# EXERCISE
Please reproduce the entire listing, character for character.

# DATA SECTION
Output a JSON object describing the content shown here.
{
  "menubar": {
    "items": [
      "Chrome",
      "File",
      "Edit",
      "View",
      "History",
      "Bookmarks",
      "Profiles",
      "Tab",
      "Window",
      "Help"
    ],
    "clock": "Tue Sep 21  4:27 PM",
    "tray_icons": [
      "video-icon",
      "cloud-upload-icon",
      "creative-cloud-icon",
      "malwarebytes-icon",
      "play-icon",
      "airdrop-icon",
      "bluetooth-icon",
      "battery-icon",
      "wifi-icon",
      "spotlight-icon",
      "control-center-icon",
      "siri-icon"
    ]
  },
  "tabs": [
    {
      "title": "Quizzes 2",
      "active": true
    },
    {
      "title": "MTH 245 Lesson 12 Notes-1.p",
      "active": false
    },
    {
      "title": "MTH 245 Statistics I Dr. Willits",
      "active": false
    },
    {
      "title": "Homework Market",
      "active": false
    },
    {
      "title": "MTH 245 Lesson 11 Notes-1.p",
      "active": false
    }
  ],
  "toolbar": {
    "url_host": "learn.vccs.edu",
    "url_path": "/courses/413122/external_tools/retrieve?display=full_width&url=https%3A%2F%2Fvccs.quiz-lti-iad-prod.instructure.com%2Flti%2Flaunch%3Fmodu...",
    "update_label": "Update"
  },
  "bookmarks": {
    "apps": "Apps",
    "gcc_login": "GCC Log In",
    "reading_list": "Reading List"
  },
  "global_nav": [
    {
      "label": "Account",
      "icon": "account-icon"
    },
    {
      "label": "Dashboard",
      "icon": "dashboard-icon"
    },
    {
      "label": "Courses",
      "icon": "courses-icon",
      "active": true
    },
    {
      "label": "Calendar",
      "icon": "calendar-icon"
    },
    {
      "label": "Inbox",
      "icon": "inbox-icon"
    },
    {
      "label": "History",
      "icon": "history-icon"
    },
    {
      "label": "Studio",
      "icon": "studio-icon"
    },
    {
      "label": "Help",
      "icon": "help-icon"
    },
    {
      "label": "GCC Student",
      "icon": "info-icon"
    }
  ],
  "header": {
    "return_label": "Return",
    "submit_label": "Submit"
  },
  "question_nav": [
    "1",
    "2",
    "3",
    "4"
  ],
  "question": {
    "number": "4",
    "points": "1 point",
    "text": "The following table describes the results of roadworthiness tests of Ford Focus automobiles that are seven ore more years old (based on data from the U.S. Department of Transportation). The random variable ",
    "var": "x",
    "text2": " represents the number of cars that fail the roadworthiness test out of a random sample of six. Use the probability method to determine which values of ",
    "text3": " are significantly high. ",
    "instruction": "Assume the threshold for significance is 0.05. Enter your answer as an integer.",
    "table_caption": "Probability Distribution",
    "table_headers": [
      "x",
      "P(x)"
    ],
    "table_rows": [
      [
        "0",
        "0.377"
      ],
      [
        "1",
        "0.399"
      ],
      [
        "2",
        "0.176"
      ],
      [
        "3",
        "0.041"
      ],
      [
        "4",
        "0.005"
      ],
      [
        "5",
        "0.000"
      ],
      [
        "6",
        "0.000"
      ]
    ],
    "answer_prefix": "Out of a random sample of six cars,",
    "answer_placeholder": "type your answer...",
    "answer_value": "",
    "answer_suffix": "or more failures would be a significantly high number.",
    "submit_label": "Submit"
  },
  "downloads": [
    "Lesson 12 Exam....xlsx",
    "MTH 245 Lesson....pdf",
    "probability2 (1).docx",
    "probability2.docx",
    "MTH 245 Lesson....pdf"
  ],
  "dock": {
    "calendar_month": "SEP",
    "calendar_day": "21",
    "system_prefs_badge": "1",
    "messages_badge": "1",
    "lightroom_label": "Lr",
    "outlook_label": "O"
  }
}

# RESPONSE TO THIS EXERCISE
Output a JSON object describing the content shown here.
{
  "menubar": {
    "items": [
      "Chrome",
      "File",
      "Edit",
      "View",
      "History",
      "Bookmarks",
      "Profiles",
      "Tab",
      "Window",
      "Help"
    ],
    "clock": "Tue Sep 21  4:27 PM",
    "tray_icons": [
      "video-icon",
      "cloud-upload-icon",
      "creative-cloud-icon",
      "malwarebytes-icon",
      "play-icon",
      "airdrop-icon",
      "bluetooth-icon",
      "battery-icon",
      "wifi-icon",
      "spotlight-icon",
      "control-center-icon",
      "siri-icon"
    ]
  },
  "tabs": [
    {
      "title": "Quizzes 2",
      "active": true
    },
    {
      "title": "MTH 245 Lesson 12 Notes-1.p",
      "active": false
    },
    {
      "title": "MTH 245 Statistics I Dr. Willits",
      "active": false
    },
    {
      "title": "Homework Market",
      "active": false
    },
    {
      "title": "MTH 245 Lesson 11 Notes-1.p",
      "active": false
    }
  ],
  "toolbar": {
    "url_host": "learn.vccs.edu",
    "url_path": "/courses/413122/external_tools/retrieve?display=full_width&url=https%3A%2F%2Fvccs.quiz-lti-iad-prod.instructure.com%2Flti%2Flaunch%3Fmodu...",
    "update_label": "Update"
  },
  "bookmarks": {
    "apps": "Apps",
    "gcc_login": "GCC Log In",
    "reading_list": "Reading List"
  },
  "global_nav": [
    {
      "label": "Account",
      "icon": "account-icon"
    },
    {
      "label": "Dashboard",
      "icon": "dashboard-icon"
    },
    {
      "label": "Courses",
      "icon": "courses-icon",
      "active": true
    },
    {
      "label": "Calendar",
      "icon": "calendar-icon"
    },
    {
      "label": "Inbox",
      "icon": "inbox-icon"
    },
    {
      "label": "History",
      "icon": "history-icon"
    },
    {
      "label": "Studio",
      "icon": "studio-icon"
    },
    {
      "label": "Help",
      "icon": "help-icon"
    },
    {
      "label": "GCC Student",
      "icon": "info-icon"
    }
  ],
  "header": {
    "return_label": "Return",
    "submit_label": "Submit"
  },
  "question_nav": [
    "1",
    "2",
    "3",
    "4"
  ],
  "question": {
    "number": "4",
    "points": "1 point",
    "text": "The following table describes the results of roadworthiness tests of Ford Focus automobiles that are seven ore more years old (based on data from the U.S. Department of Transportation). The random variable ",
    "var": "x",
    "text2": " represents the number of cars that fail the roadworthiness test out of a random sample of six. Use the probability method to determine which values of ",
    "text3": " are significantly high. ",
    "instruction": "Assume the threshold for significance is 0.05. Enter your answer as an integer.",
    "table_caption": "Probability Distribution",
    "table_headers": [
      "x",
      "P(x)"
    ],
    "table_rows": [
      [
        "0",
        "0.377"
      ],
      [
        "1",
        "0.399"
      ],
      [
        "2",
        "0.176"
      ],
      [
        "3",
        "0.041"
      ],
      [
        "4",
        "0.005"
      ],
      [
        "5",
        "0.000"
      ],
      [
        "6",
        "0.000"
      ]
    ],
    "answer_prefix": "Out of a random sample of six cars,",
    "answer_placeholder": "type your answer...",
    "answer_value": "",
    "answer_suffix": "or more failures would be a significantly high number.",
    "submit_label": "Submit"
  },
  "downloads": [
    "Lesson 12 Exam....xlsx",
    "MTH 245 Lesson....pdf",
    "probability2 (1).docx",
    "probability2.docx",
    "MTH 245 Lesson....pdf"
  ],
  "dock": {
    "calendar_month": "SEP",
    "calendar_day": "21",
    "system_prefs_badge": "1",
    "messages_badge": "1",
    "lightroom_label": "Lr",
    "outlook_label": "O"
  }
}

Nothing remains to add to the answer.